Far Eastern University is one unique institution that had molded hundreds of thousands of its alumni, employees and even passerby to the campus vicinity. This institution had preserved its unique architectural heritage which earned 1st runner-up mention during the 2005 UNESCO – for the largest and best preserved Art Deco architecture ensemble in the entire country. Various national artists like Vicente Manansala, Pablo Ocampo Sr., Carlos “Botong ” Francisco, Antonio Dumlao , Robert Ko  and international artists  like Italian sculptor Francesco Monti made its lasting contributions to the university.

But, silent testimonies to the university history are its living natural heritage found inside its main campus located inside Nicanor Reyes Sr. street (formerly Morayta).  Several trees like acacia (Samanea saman) and narra (Pitherocarpus indicus ) were carefully planted and nurtured by its founding president Dr. Nicanor Reyes Sr .in the early 1930’s. During convocation in the university before the outbreak of war, the late President Manuel L. Quezon visited the university in 1940 and paid unsolicited tribute to Dr. Reyes “ as an educational builder”.  The trees were already several years old back then and the student population is more than 10,000. Then during the early part of the bombing of the Philippines in 1941, Dr. Reyes was only person among the officials of the university to visit the school every morning to check the school premises and usually hands over the keys of the post office inside the school compound.

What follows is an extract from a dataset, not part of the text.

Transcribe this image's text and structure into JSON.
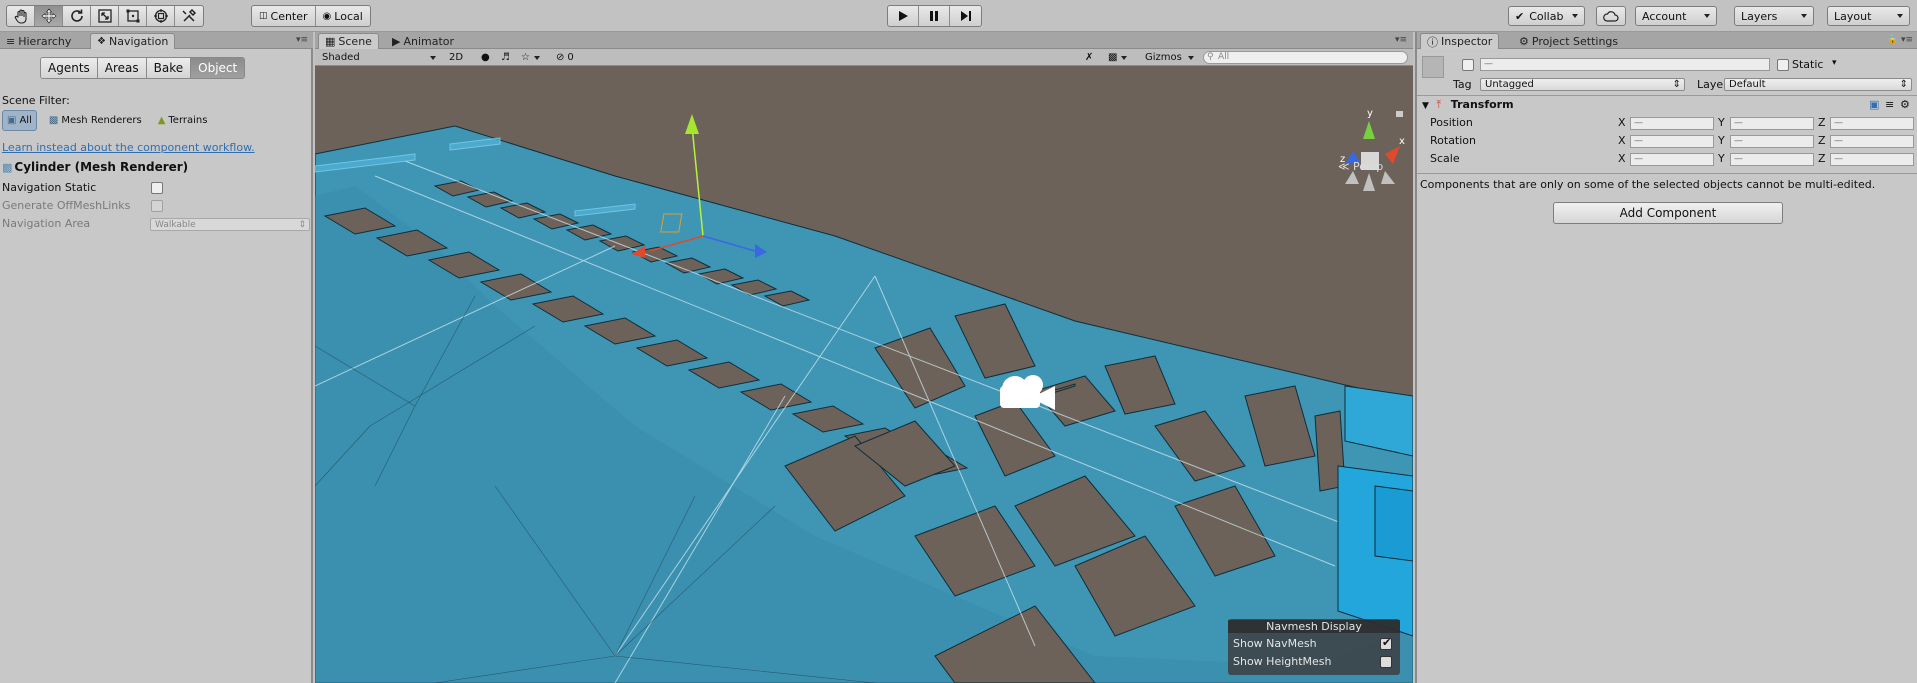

When the Japanese brought chaos to the country, The Imperial army had occupied the school compound and the school was crisscrossed with foxholes and the whole place was enclosed with barbed wire. The university became a veritable prison and was made a headquarter of the Kempetai (Japanese military police) the trees were the silent hostages, the army used some of the branches as firewood or bonfires which lighted the campus grounds since there was lacked of electricity.

On February 5, 1945 at around 7:00 pm heavy bombing and air raid were rampant in the Sampaloc area. Battle was ranged in the vicinity as the Japanese in heavily fortified campus sternly opposed the American advance. When the American occupied the university the school was re-opened during the second semester in 1945 .the Americans also set up quonset   huts at the quadrangle which was later converted into classrooms. The trees were also there to witness the university rise in the ashes of the war.

After the war, some trees still stood within the campus, while some of the trees were toppled down by typhoons that had hit Manila during the 1960’s and 1970’s. These trees were also there when then president Cory had visited the campus in 1987 .

present day- FEU chapel with narra trees

Somehow trees do tell stories of happy individuals, students who stayed under their canopy, famous personalities and common people who happily stayed under these old majestic trees inside the campus that is not only known for its architectural heritage but also living natural heritage that one will surely become a link to a distant past.

The university also had a guided tours around the campus which attracts art , environment , architecture and heritage advocates  for more information:

Address: Nicanor Reyes Sr. Street ( formerly Morayta) Sampaloc, Manila

Telephone : 735-56 21 loc. 283 Alumni Affairs ( Mr. Martin Lopez)

Monday to Friday -Office Hours